I’m pained and cringing at the blunders and blindness of people who say the wrong things, hurtful words, because they don’t understand the plight of black lives amidst the protests that are all around us. Especially white pastors and church leaders, who you’d think would know better, but some don’t, yet.
The fact is, injustices against the black population has lasted for all of American history, along with other non-white minorities. For people with highly individualistic mindsets and in positions of power, it’s obviously difficult to see their blind spots, that’s why they’re called blind spots, where all other ethnic groups recognize the meaning of a collective identity.
1. Listen and Learn
Listen and learn from black pastors to care and empathize, become educated. You don’t have to do a ton of reading and homework like you’re studying for an African American studies degree, but you do have to take time to learn so you can be conversant. For a quick start, watch this 17-minute explainer video from Phil Vischer about Race in America. Listen, not many people want to be the tutor to educate you when there are so many resources already produced and available.
2. Hire a Consultant and Do the Work
Here’s a short list, for starters, of Christian church consultants who’ve worked on matters of diversity and black lives.

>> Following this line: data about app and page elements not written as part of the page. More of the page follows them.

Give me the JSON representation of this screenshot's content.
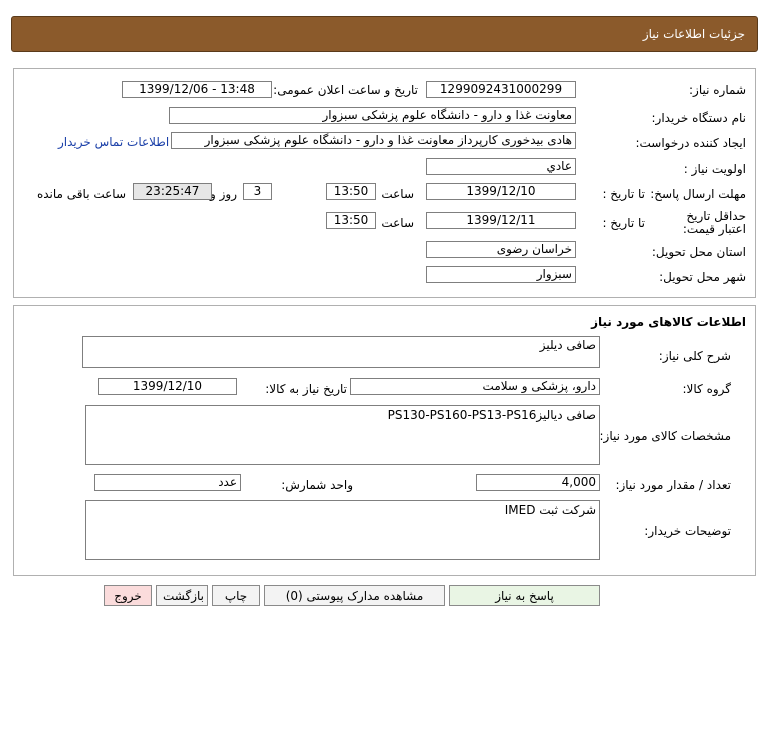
{
  "header": {
    "title": "جزئیات اطلاعات نیاز"
  },
  "info": {
    "need_number_label": "شماره نیاز:",
    "need_number": "1299092431000299",
    "announce_label": "تاریخ و ساعت اعلان عمومی:",
    "announce_value": "1399/12/06 - 13:48",
    "buyer_org_label": "نام دستگاه خریدار:",
    "buyer_org": "معاونت غذا و دارو - دانشگاه علوم پزشکی سبزوار",
    "requester_label": "ایجاد کننده درخواست:",
    "requester": "هادی بیدخوری کارپرداز معاونت غذا و دارو - دانشگاه علوم پزشکی سبزوار",
    "contact_link": "اطلاعات تماس خریدار",
    "priority_label": "اولویت نیاز :",
    "priority": "عادي",
    "reply_deadline_label": "مهلت ارسال پاسخ:",
    "to_date_label": "تا تاریخ :",
    "reply_date": "1399/12/10",
    "time_label": "ساعت",
    "reply_time": "13:50",
    "days_value": "3",
    "days_label": "روز و",
    "remaining_time": "23:25:47",
    "remaining_label": "ساعت باقی مانده",
    "price_validity_label": "حداقل تاریخ اعتبار قیمت:",
    "price_to_date_label": "تا تاریخ :",
    "price_date": "1399/12/11",
    "price_time_label": "ساعت",
    "price_time": "13:50",
    "province_label": "استان محل تحویل:",
    "province": "خراسان رضوی",
    "city_label": "شهر محل تحویل:",
    "city": "سبزوار"
  },
  "goods": {
    "section_title": "اطلاعات کالاهای مورد نیاز",
    "summary_label": "شرح کلی نیاز:",
    "summary": "صافی دیلیز",
    "group_label": "گروه کالا:",
    "group": "دارو، پزشکی و سلامت",
    "need_date_label": "تاریخ نیاز به کالا:",
    "need_date": "1399/12/10",
    "specs_label": "مشخصات کالای مورد نیاز:",
    "specs": "صافی دیالیزPS130-PS160-PS13-PS16",
    "quantity_label": "تعداد / مقدار مورد نیاز:",
    "quantity": "4,000",
    "unit_label": "واحد شمارش:",
    "unit": "عدد",
    "buyer_notes_label": "توضیحات خریدار:",
    "buyer_notes": "شرکت ثبت IMED"
  },
  "buttons": {
    "reply": "پاسخ به نیاز",
    "attachments": "مشاهده مدارک پیوستی (0)",
    "print": "چاپ",
    "back": "بازگشت",
    "exit": "خروج"
  }
}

If churches pay consultants for marketing and strategic planning and hiring, surely, with the complexity and nuances of cross-cultural matters, it’d be a worthwhile investment to work on this urgent issue of our day.
- Mosaix Global Network – multiethic church consulting, learning cohorts & labs, staffing, and resources
- Rev. Dr. Brenda Salter McNeal (pastor and author of Roadmap to Reconciliation 2.0)
- Dr. Efrem Smith (pastor and author of The Post-Black and Post-White Church)
- Latasha Morrison (Be the Bridge) and author of Be the Bridge: Pursuing God’s Heart for Racial Reconciliation — New York Times Bestseller
- Dr. David Anderson (pastor of Bridgeway and author of Gracism: The Art of Inclusion)
- Robyn Afrik (author in Becoming Like Creoles: Living and Leading at the Intersections of Injustice, Culture, and Religion)
- Nikki Lerner (worship leader & culture coach)
- Carlos Whittaker (speaker and author)
- Kyle J. Howard (trauma-informed soul care provider)
- Christopher J. Harris (executive pastor at Crossover Church in Tampa)
- Natasha S. Robinson (author of A Sojourner’s Truth: Choosing Freedom and Courage in a Divided World)
- Freedom Road Consulting (Lisa Sharon Harper and team)
- Dr. Art Satterwhite III satterwhiteco.com
- José Humphreys (pastor of Metro Hope Covenant Church and author of Seeing Jesus in East Harlem)
How to Choose a Diversity Consultant
When it comes to choosing a consultant, you’d need to know what kind of services you’d need. If you have no idea, then any will do, if they’re willing to spend the time to assess if they’re a good fit. Different consultants have different skills and services: some are great at speaking, some at training, some at coaching, some at strategic planning, some at reconciliation, some at restructuring, some at educating, some at exploring options, some at organizational change management, some at community outreach, some at teambuilding, etc etc etc.
Key takeaway: get started and get unstuck. Invest in your future and in the good of all humanity. Don’t be on the wrong side of history.